Rivett L., Sridhar S., Sparkes D., Routledge M., Jones NK., Forrest S., Young J., Pereira-Dias J., Hamilton WL., Ferris M., Torok ME., Meredith L., Curran M., Fuller S., Chaudhry A., Shaw A., Samworth RJ., Bradley JR., Dougan G., Smith KGC., Lehner PJ., Matheson NJ., Wright G., Goodfellow I., Baker S., Weekes MP.

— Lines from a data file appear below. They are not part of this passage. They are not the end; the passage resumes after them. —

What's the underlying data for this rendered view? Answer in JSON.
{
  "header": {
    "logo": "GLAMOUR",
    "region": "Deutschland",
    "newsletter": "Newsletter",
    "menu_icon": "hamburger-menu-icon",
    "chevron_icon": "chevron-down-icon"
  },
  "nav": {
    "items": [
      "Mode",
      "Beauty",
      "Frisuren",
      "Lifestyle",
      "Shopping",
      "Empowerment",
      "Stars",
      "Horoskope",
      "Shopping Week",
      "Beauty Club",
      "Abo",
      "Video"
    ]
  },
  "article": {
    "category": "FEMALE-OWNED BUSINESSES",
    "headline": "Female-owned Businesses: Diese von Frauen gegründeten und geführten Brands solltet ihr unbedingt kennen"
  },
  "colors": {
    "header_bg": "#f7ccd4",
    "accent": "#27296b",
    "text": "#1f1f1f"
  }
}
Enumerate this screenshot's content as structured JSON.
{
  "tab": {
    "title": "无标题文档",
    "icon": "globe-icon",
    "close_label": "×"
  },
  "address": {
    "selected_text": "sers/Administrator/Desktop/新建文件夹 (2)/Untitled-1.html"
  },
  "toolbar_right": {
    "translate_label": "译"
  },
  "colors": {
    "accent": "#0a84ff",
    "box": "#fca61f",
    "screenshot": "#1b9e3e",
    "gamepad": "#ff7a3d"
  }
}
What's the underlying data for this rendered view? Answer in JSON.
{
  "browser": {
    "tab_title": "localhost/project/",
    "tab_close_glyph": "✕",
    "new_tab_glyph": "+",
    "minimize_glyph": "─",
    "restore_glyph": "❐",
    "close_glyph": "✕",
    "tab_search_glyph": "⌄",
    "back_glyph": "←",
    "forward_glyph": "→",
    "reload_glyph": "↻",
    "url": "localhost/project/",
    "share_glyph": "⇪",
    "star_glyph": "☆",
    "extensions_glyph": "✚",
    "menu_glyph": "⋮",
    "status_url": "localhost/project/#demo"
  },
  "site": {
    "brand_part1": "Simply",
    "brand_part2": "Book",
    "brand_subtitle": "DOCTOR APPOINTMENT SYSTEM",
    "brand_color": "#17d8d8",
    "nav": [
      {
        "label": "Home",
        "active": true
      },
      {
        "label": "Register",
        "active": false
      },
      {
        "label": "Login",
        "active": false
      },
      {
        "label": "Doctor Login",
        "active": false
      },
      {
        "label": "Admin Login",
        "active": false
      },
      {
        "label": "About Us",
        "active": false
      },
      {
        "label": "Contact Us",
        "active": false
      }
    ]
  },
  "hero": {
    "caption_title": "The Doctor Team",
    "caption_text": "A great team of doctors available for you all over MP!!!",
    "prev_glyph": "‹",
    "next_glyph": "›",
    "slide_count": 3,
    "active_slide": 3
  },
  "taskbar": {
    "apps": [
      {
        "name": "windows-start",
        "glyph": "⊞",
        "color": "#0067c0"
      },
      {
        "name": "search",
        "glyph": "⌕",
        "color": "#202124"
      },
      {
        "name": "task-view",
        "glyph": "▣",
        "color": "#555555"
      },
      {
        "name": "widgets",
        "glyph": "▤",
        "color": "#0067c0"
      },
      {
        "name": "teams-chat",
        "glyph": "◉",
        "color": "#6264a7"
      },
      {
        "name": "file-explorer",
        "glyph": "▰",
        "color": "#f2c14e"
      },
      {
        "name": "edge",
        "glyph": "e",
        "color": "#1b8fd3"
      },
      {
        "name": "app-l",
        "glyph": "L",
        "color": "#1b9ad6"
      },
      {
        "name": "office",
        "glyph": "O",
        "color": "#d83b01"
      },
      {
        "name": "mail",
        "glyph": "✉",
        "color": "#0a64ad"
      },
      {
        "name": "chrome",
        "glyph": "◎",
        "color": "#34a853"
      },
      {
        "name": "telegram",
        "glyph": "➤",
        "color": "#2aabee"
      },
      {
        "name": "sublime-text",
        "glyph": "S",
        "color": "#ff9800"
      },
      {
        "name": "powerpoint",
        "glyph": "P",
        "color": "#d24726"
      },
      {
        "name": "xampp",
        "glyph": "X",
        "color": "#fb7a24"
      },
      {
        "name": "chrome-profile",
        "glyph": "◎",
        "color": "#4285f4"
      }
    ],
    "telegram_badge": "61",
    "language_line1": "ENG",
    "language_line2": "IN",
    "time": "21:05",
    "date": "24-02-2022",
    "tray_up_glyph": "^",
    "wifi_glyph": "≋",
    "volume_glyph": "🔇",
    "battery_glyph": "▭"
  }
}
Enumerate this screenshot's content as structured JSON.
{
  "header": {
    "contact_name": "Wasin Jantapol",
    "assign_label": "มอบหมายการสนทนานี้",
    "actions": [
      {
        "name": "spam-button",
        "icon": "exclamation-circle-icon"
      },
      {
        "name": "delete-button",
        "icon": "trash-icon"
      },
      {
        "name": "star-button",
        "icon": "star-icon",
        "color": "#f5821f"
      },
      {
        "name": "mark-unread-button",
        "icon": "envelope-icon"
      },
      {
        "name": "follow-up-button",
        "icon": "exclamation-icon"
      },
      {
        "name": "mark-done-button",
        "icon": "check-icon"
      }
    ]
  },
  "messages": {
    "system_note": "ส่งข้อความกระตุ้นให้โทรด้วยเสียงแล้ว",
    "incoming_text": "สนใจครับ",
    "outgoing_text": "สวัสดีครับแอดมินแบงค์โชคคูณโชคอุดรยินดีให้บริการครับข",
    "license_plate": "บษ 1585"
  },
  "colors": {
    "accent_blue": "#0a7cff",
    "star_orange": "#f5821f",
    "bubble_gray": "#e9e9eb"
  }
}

© 2020, eLife Sciences Publications Ltd. All rights reserved. Significant differences exist in the availability of healthcare worker (HCW) SARS-CoV-2 testing between countries, and existing programmes focus on screening symptomatic rather than asymptomatic staff. Over a 3-week period (April 2020), 1,032 asymptomatic HCWs were screened for SARS-CoV-2 in a large UK teaching hospital. Symptomatic staff and symptomatic household contacts were additionally tested. Real-time RT-PCR was used to detect viral RNA from a throat+nose self-swab. 3% of HCWs in the asymptomatic screening group tested positive for SARS-CoV-2. 17/30 (57%) were truly asymptomatic/pauci-symptomatic. 12/30 (40%) had experienced symptoms compatible with coronavirus disease 2019 (COVID-19) >7 days prior to testing, most self-isolating, returning well. Clusters of HCW infection were discovered on two independent wards. Viral genome sequencing showed that the majority of HCWs had the dominant lineage B·1. Our data demonstrates the utility of comprehensive screening of HCWs with minimal or no symptoms. This approach will be critical for protecting patients and hospital staff.